Material provided |
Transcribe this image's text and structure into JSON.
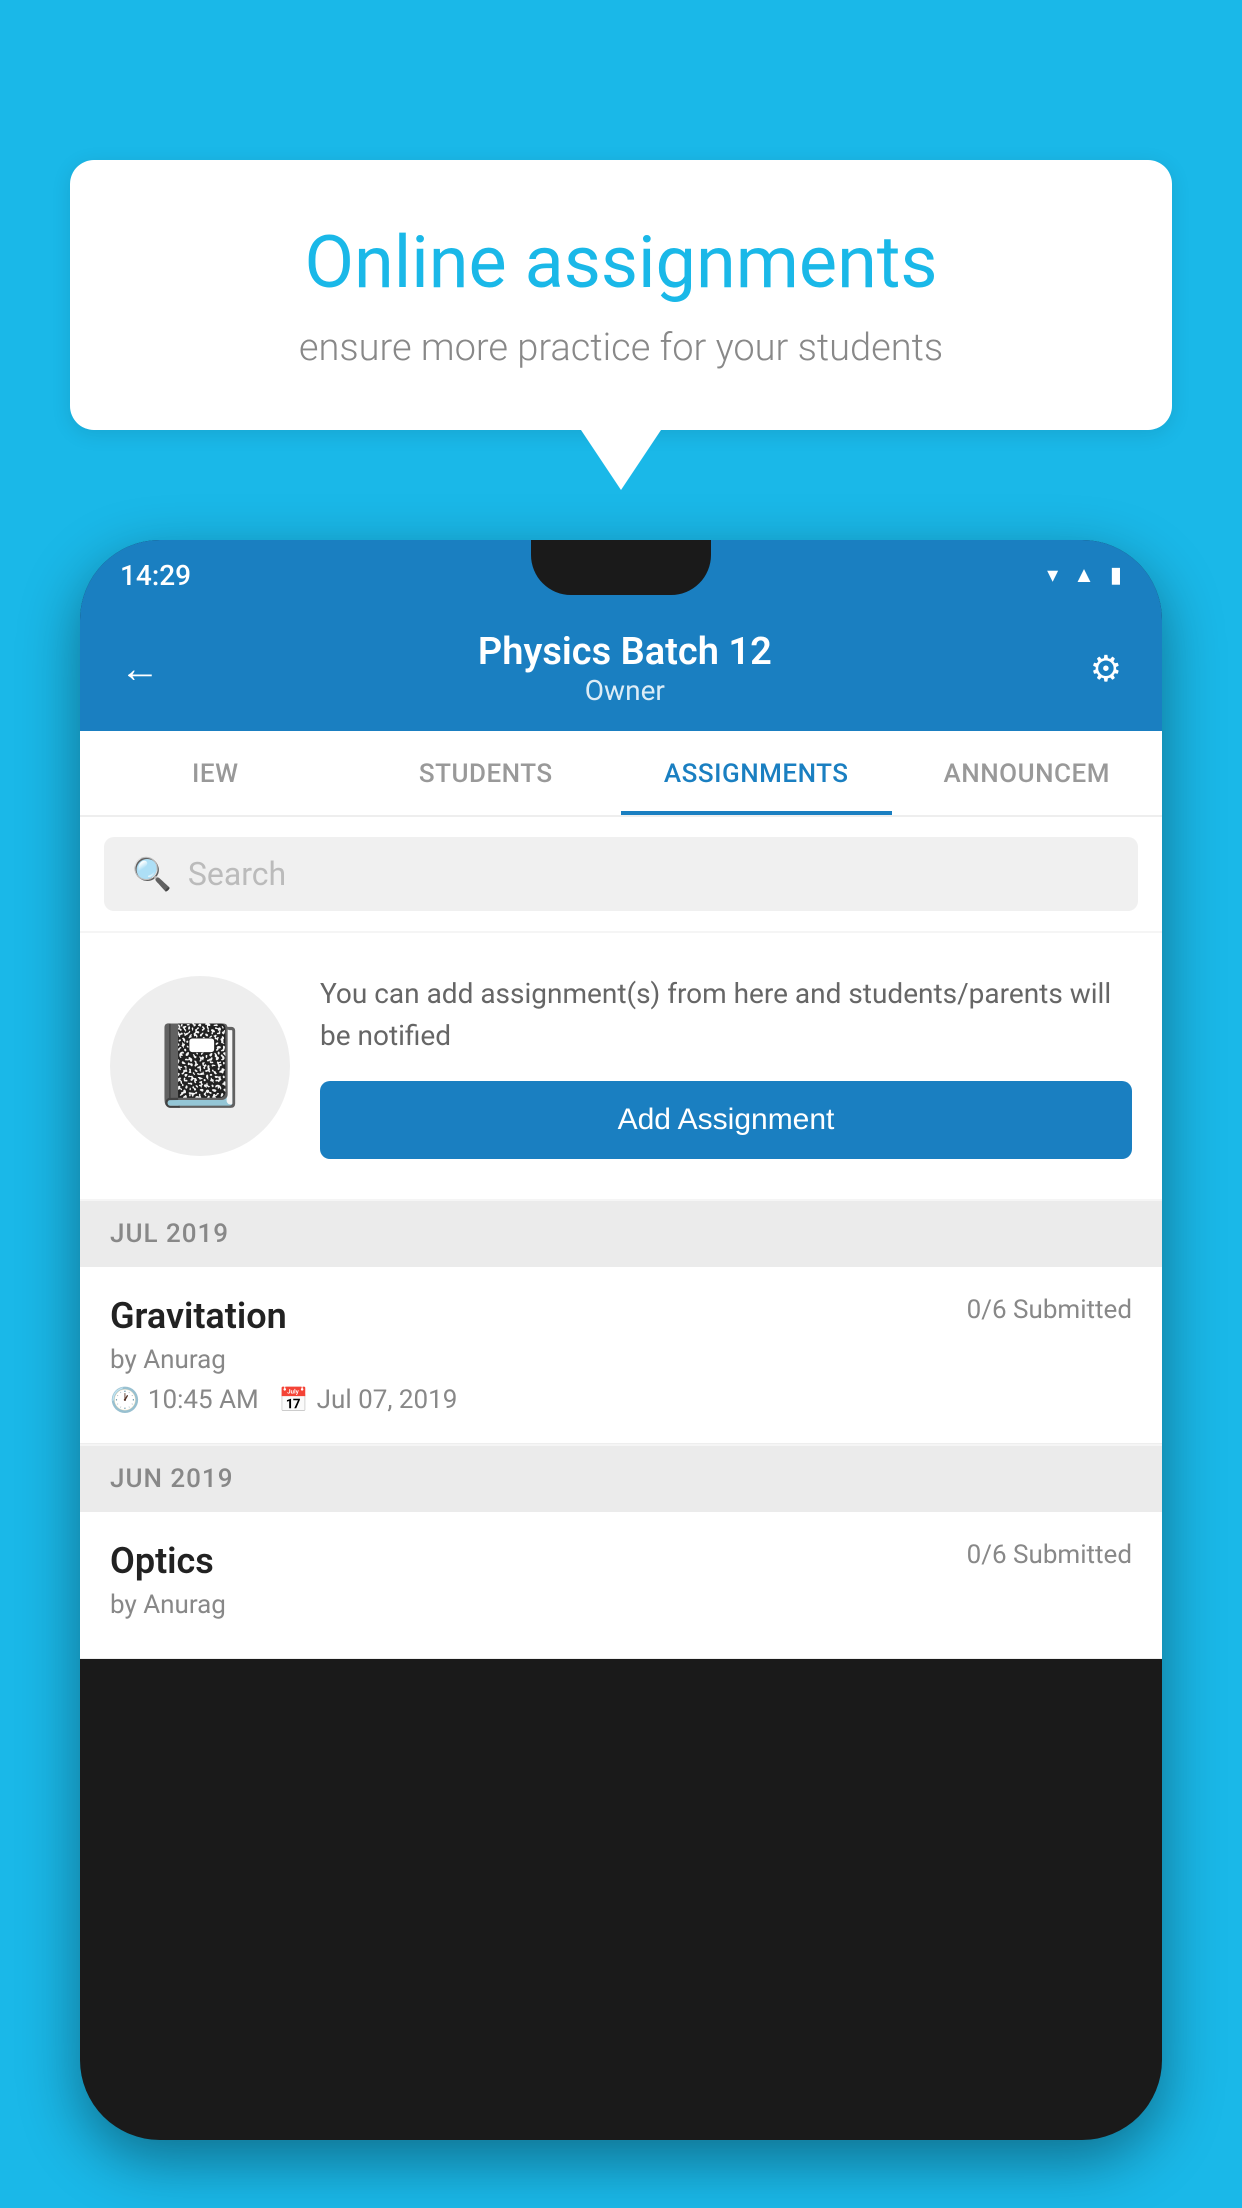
{
  "background_color": "#1ab8e8",
  "speech_bubble": {
    "title": "Online assignments",
    "subtitle": "ensure more practice for your students"
  },
  "phone": {
    "status_bar": {
      "time": "14:29",
      "icons": [
        "wifi",
        "signal",
        "battery"
      ]
    },
    "header": {
      "title": "Physics Batch 12",
      "subtitle": "Owner",
      "back_icon": "←",
      "settings_icon": "⚙"
    },
    "tabs": [
      {
        "label": "IEW",
        "active": false
      },
      {
        "label": "STUDENTS",
        "active": false
      },
      {
        "label": "ASSIGNMENTS",
        "active": true
      },
      {
        "label": "ANNOUNCEM",
        "active": false
      }
    ],
    "search": {
      "placeholder": "Search"
    },
    "add_assignment_section": {
      "info_text": "You can add assignment(s) from here and students/parents will be notified",
      "button_label": "Add Assignment"
    },
    "sections": [
      {
        "month_label": "JUL 2019",
        "assignments": [
          {
            "name": "Gravitation",
            "submitted": "0/6 Submitted",
            "author": "by Anurag",
            "time": "10:45 AM",
            "date": "Jul 07, 2019"
          }
        ]
      },
      {
        "month_label": "JUN 2019",
        "assignments": [
          {
            "name": "Optics",
            "submitted": "0/6 Submitted",
            "author": "by Anurag",
            "time": "",
            "date": ""
          }
        ]
      }
    ]
  }
}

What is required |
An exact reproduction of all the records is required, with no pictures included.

Written solution |
Transcribe this image's text and structure into JSON.
{
  "background_color": "#1ab8e8",
  "speech_bubble": {
    "title": "Online assignments",
    "subtitle": "ensure more practice for your students"
  },
  "phone": {
    "status_bar": {
      "time": "14:29",
      "icons": [
        "wifi",
        "signal",
        "battery"
      ]
    },
    "header": {
      "title": "Physics Batch 12",
      "subtitle": "Owner",
      "back_icon": "←",
      "settings_icon": "⚙"
    },
    "tabs": [
      {
        "label": "IEW",
        "active": false
      },
      {
        "label": "STUDENTS",
        "active": false
      },
      {
        "label": "ASSIGNMENTS",
        "active": true
      },
      {
        "label": "ANNOUNCEM",
        "active": false
      }
    ],
    "search": {
      "placeholder": "Search"
    },
    "add_assignment_section": {
      "info_text": "You can add assignment(s) from here and students/parents will be notified",
      "button_label": "Add Assignment"
    },
    "sections": [
      {
        "month_label": "JUL 2019",
        "assignments": [
          {
            "name": "Gravitation",
            "submitted": "0/6 Submitted",
            "author": "by Anurag",
            "time": "10:45 AM",
            "date": "Jul 07, 2019"
          }
        ]
      },
      {
        "month_label": "JUN 2019",
        "assignments": [
          {
            "name": "Optics",
            "submitted": "0/6 Submitted",
            "author": "by Anurag",
            "time": "",
            "date": ""
          }
        ]
      }
    ]
  }
}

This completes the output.